Although even this huge increase still represented a tiny fraction of the EU’s 508 million people, the crisis sharpened grievances about the balance of power in Europe.
Countries on the periphery were disproportionately affected and political leaders such as Orbán were able to weaponise the issue to attack the imposition of Brussels diktats. In elections earlier this year Orbán’s Fidesz party largely ignored economic issues.
According to a paper by Péter Krekó and Zsolt Enyedi in the Journal of Democracy, Orbán constructed a platform on the claim that “Brussels and Soros were scheming to flood Europe with Muslim migrants, and that a Fidesz loss would mean the doom of white, Christian Hungary”.

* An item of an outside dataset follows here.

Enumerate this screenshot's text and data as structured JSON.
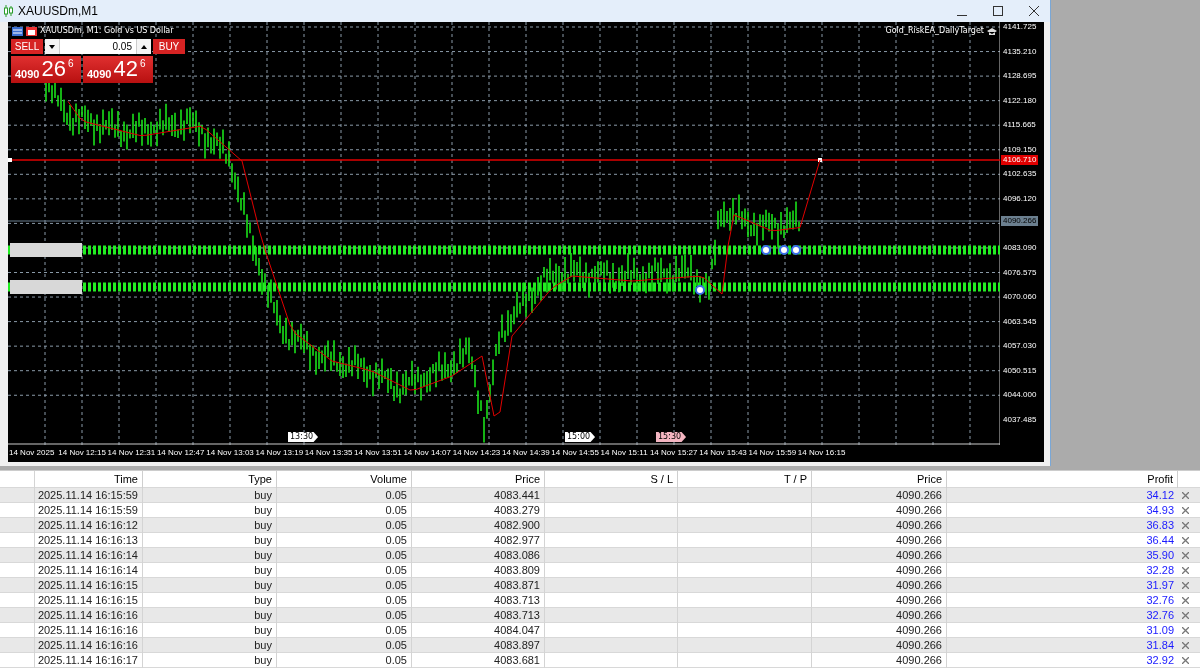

Merkel’s decision to open Germany’s borders to refugees fed the notion that bigger EU member states did not have to play by the same rules as smaller countries. This dynamic explains how the refugee crisis was able to take centre stage in in this year’s presidential election in the Czech Republic, despite the country hosting virtually no refugees.

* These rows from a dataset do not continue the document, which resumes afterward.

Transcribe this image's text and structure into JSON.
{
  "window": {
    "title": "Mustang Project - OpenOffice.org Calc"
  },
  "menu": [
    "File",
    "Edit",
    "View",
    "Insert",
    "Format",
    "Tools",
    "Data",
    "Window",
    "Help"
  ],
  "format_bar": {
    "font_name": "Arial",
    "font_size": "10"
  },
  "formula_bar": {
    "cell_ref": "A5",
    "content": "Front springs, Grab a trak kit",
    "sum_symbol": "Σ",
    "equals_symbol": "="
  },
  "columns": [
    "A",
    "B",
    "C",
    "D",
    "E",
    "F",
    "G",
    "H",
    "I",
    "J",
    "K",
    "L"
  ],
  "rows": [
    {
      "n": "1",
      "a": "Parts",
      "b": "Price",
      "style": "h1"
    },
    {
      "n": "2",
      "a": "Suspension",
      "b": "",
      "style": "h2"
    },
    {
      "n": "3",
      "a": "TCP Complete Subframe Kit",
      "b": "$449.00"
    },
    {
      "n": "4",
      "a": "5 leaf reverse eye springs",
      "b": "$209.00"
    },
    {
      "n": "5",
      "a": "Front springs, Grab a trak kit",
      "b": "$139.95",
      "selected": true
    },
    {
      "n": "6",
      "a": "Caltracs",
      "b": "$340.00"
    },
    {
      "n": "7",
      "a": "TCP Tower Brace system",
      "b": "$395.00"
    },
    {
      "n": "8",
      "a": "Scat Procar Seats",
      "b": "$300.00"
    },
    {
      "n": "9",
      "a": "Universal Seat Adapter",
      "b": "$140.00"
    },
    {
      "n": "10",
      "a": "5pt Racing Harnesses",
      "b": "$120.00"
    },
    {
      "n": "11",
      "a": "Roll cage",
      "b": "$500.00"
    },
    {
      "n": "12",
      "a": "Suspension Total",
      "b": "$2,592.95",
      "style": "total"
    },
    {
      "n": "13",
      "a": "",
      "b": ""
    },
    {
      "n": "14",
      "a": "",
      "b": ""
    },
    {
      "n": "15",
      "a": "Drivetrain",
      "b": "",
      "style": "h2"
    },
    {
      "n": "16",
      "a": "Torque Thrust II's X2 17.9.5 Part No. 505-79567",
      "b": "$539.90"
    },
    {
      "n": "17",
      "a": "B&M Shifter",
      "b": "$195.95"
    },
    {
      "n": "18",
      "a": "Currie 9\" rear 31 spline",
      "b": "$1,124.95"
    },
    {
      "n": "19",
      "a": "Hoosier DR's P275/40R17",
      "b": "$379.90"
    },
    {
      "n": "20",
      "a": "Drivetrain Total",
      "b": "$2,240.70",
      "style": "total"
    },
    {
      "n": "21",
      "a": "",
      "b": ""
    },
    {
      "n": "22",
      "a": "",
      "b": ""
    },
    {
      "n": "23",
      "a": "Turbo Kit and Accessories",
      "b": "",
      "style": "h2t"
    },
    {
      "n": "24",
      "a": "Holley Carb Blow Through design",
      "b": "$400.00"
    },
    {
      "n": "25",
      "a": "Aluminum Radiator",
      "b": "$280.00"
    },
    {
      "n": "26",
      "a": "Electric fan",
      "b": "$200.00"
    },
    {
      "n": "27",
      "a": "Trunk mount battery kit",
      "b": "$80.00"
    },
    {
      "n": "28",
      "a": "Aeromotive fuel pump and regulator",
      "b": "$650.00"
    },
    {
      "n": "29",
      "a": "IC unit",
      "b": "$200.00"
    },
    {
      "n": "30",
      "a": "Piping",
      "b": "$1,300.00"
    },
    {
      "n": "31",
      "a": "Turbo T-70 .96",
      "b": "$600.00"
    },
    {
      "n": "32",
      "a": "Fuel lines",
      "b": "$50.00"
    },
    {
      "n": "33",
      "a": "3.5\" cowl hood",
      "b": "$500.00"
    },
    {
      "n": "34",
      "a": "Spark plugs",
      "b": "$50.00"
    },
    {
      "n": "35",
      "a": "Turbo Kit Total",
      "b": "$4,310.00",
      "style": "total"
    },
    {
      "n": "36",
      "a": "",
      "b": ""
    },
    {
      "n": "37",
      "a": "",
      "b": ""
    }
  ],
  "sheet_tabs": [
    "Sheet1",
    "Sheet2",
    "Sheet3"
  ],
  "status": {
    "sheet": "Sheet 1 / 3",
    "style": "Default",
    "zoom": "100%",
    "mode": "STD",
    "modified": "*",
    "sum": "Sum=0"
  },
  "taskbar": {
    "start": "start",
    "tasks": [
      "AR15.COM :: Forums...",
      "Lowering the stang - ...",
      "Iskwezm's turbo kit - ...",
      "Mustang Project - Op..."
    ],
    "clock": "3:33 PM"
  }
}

The EU-Turkey deal that emerged from negotiations in 2016 started returning refugees to Turkey and supported the country with three billion euros. This has helped curb the flow of refugees, with the number of arrivals falling to 70,000 this year. There has been criticism from human rights groups over the legality of transferring refugees back from Europe, yet for some Turkey has proved a more welcoming destination than western Europe – Turkey provides greater freedom to work and a refuge that is closer to home.
Turkey’s economic travails, exacerbated by a bust-up with President Trump over the detention of an American pastor and Erdogan’s profligacy, should also be a major concern for Europe.
A prolonged economic crisis will bring great hardship to the country’s three and a half million Syrian refugees. Then there is a risk that it pushes Turkey’s authoritarian government into the arms of Russia and China. Erdogan is extremely reluctant to accept support from the IMF and is looking for new allies.
The deal struck between Russia and Turkey to create a “de-militarized zone” around Idlib has at least postponed a humanitarian disaster that would likely spill over into Turkey. The arrangement also demonstrates the further side-lining of Western powers from negotiating a settlement to the conflict.
Mustafa Ellebad, an expert on Turkey, argued that Russia was more interested in pulling the country away from the West than achieving Assad’s total control over Syria.
Amid this, Europe’s approach to Turkey has been confrontational. Macron has said that talk of accession to the EU must end and that it should be seen as a strategic partner alongside Russia.
By attempting to downgrade Europe’s relationship with Turkey, the French president will likely embolden Erdogan’s vision of a New Turkey – one of Islamic nationalism and a reinvigoration of the Ottoman empire. Calls to reject Turkey’s EU membership bid after last year’s coup attempt only resulted in boosting Erdogan in the country’s subsequent referendum.
Nevertheless, the very serious challenges confronting Erdogan present Europe with a great deal of leverage. Pro-government media have described the conflict with the US as an opportunity to engage Europe. And while Turkey took the unprecedented step of being the first NATO member to buy missiles from Russia and has created a precarious stalemate in Idlib, the two countries remain at odds when it comes to the Syrian conflict.
Viktor Orbán also plays a careful balancing act between East and West. Drawing Turkey toward Europe would go some way to undermining this geopolitical manoeuvring.
By excluding Turkey from a common European history, Macron aligns himself with the antagonistic agendas of Europe’s far right.
What unites Orbán’s vision of a Christian Europe and Erdogan’s New Turkey is a need for external enemies. By engaging Turkey, Europe may be able to alleviate the refugee crisis that is threatening to tear it apart. It could also repudiate those seeking to shrink the continent and diminish its history.